Google Drive has become a big competitor Microsoft Office 365 for both cloud storage and office software. One of the reasons for its popularity is that you can learn the basics very quickly.
While the basics can be easy to learn, many of the best features go unnoticed. In fact, there are dozens of features hidden in the Spreadsheets, Documents, and Google Drive menus themselves.
Whether you want to improve your productivity, learn how to search for files faster, or want tips for managing your cloud backups, Google Drive will be more powerful with some advanced Google Drive tips. .
Use advanced search tools
One of the most important issues you have when using Google Drive more often is finding files again. Fortunately, Google Drive has some advanced search features that you can use to locate files.
Click on search bar and click More search tools. You now have an extensive list of tools available to refine your search. For example, you can choose a file type, which includes everything from Photos and Slideshows to .zip files and folders. You can also search for owners, useful for finding shared content.
This is just the beginning. You can also filter the results for the last time the files were modified and also filter them by text that is inside the file itself. For example, if you wrote an article about a specific recipe, but only remember one ingredient you wrote in the article, you can find the recipe just by writing the ingredient itself.
Access your history and restore backups to Google Docs and Spreadsheets
Google Docs and Google Spreadsheets will be automatically saved as you continue working on your document. However, many people do not know that you can click All changes have been saved to Drive text to view and restore previous revisions.
Google Drive will automatically record all changes from the beginning of time, as long as you created the file for the first time in Google Drive. And with just one button you can restore previous versions. You can also scroll through the previous revisions and click on each to highlight any changes.
This can be useful for when you undo the old text you need again in the future or if you need to check for any information that has not been modified before. You can also click on any previous revisions and rename them to make them easier to find and manage in the future.
Restrict permissions to certain cells in Google Spreadsheets
It’s easy to share Google Spreadsheets and Documents files to help others. Just click File> Share> Get a shareable link. However, as soon as you set the permissions so that anyone with this link can edit your document, you can make changes to anything by default.
In Google Spreadsheets and hopefully in Google Docs in the future, you can manually block certain sections so that no one but the original owner can edit them. This can be very beneficial when you are working on a document with a large group, but you need certain intervals protected against accidental deletion.

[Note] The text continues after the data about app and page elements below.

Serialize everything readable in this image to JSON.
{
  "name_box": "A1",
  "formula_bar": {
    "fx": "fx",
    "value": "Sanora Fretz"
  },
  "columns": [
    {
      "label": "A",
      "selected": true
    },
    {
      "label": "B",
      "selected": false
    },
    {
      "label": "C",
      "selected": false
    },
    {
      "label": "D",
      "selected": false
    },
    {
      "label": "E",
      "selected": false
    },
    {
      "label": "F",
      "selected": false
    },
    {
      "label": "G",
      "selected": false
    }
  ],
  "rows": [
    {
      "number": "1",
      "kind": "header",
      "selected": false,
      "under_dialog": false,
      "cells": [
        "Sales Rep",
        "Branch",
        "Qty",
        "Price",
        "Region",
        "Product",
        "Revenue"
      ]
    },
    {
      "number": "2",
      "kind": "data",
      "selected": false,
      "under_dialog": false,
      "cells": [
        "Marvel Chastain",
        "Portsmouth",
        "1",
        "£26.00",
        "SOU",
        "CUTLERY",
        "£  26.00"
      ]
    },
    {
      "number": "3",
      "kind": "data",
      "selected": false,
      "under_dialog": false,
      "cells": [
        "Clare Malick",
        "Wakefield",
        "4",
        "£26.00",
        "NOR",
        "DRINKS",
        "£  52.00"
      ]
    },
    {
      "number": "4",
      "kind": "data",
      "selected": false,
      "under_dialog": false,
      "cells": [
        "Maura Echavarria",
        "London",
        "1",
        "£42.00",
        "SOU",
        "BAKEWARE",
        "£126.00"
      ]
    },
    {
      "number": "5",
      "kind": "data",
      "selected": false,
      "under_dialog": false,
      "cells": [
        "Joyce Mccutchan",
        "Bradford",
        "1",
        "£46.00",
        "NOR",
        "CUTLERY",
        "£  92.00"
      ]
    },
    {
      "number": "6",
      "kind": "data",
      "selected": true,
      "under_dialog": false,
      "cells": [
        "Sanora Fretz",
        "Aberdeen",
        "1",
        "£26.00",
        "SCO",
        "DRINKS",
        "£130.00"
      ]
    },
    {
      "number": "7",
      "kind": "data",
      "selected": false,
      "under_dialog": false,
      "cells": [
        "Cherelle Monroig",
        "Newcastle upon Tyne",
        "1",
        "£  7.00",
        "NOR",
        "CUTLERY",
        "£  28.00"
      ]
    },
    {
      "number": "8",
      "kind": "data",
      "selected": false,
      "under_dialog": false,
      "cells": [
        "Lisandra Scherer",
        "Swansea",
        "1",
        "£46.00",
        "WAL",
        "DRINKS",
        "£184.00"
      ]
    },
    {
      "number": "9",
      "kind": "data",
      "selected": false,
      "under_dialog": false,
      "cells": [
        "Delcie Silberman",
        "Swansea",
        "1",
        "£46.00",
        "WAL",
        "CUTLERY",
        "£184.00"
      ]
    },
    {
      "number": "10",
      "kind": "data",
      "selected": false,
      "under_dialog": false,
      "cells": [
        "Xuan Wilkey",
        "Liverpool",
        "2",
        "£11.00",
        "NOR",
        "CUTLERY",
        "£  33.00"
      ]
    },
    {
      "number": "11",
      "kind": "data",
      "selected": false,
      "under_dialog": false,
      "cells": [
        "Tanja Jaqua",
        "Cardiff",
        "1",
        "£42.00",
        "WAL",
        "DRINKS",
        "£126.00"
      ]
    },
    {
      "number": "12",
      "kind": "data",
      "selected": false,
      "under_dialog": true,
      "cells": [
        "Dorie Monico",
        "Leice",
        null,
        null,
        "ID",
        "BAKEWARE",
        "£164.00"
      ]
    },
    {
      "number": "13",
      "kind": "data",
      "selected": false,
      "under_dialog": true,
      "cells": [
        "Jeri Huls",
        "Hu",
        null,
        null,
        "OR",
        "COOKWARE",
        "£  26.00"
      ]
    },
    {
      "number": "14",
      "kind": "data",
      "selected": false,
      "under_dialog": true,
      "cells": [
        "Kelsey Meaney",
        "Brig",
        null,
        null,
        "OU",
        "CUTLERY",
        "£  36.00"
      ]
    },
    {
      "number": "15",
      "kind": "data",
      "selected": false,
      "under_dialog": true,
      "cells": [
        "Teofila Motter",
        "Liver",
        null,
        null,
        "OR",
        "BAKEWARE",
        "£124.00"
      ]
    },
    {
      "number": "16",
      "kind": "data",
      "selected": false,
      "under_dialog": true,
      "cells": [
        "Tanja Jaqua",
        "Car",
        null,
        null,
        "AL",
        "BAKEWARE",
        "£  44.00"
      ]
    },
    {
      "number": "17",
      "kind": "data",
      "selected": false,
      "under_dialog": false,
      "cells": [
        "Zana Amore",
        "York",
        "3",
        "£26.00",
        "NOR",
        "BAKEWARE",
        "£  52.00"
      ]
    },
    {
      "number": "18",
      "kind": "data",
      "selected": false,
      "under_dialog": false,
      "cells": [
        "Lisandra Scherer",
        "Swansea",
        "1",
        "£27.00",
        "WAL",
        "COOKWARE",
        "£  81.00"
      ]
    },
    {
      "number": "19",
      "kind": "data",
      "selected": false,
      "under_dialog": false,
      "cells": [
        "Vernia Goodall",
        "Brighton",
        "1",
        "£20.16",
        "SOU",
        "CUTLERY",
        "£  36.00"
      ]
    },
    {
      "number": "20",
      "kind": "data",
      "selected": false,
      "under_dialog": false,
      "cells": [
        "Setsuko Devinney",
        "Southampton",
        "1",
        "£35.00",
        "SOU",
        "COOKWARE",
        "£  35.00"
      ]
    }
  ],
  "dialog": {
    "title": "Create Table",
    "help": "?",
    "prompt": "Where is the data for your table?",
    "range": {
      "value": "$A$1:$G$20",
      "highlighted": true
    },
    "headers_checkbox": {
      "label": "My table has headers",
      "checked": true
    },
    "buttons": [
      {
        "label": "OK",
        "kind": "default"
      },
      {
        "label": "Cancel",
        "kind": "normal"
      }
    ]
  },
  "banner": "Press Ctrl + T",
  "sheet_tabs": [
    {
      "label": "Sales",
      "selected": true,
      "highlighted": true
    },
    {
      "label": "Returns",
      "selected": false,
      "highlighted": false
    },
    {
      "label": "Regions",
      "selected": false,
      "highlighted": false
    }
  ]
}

To get started, right-click the area you want to protect, right-click, and then click Protect the range. From here, a new dashboard will open on the right side of the screen. Give a description to the range so you can understand what it is below and click Set permissions.
You can now set the range for the owner to edit, useful for fixed columns and rows. Or you can set permissions for specific people by email, useful if you want to block certain pages or rows for different tasks.
Create new content quickly with quick links
if you want to quickly create a document without visiting Google Drive and going through the user interface, you can save time by typing the following address in the address bar of your browser. Make sure you’re signed in to the appropriate Google Account before doing so.
- Doc.new – New Google Docs project
- Sheets.new – New Google Spreadsheets project
- Presentation.new – New Google presentation
- Sites.new – New Google Sites project
After using these links only once, they will reappear as suggestions when you type them in your browser’s address bar. Therefore, creating a new document can be as easy as writing D in the browser address bar.
Remember that if you want to organize your files a little better, you’ll need to move the document to a folder later.
Convert Word to PDF or PDF to Word
Once you’re done with a Google Docs document, you can easily convert it to a PDF. Just click File> Download> PDF. There are also many options here for other file formats, including plain text (.txt), an EPUB publication (.epub), and a Microsoft Word file (.docx).
You can also do this in reverse by uploading a .PDF file to your drive and then clicking on it to open the preview and click Open with Google Docs. The result you get in Google Docs will depend on how the .PDF file was created, but sometimes you can edit the text of the PDF and also edit other elements.
Sometimes the import may appear as a blank page. This usually happens if an image has been converted to a PDF. Once you’ve finished editing, just click File and choose an appropriate file type.
Create drawings or diagrams easily
It’s probably best to use a third-party tool if you need detailed graphics, but if you need to be fast, click Insert can be a quick way to create a drawing.
You are provided with the tools to draw, create basic shapes, add text, and import other images as well. There are even tools to change the position and size of shapes and align shapes to get symmetry. Once you’ve done that, you can click save and close and will be imported into your document. This feature is available throughout the Google Drive app suite.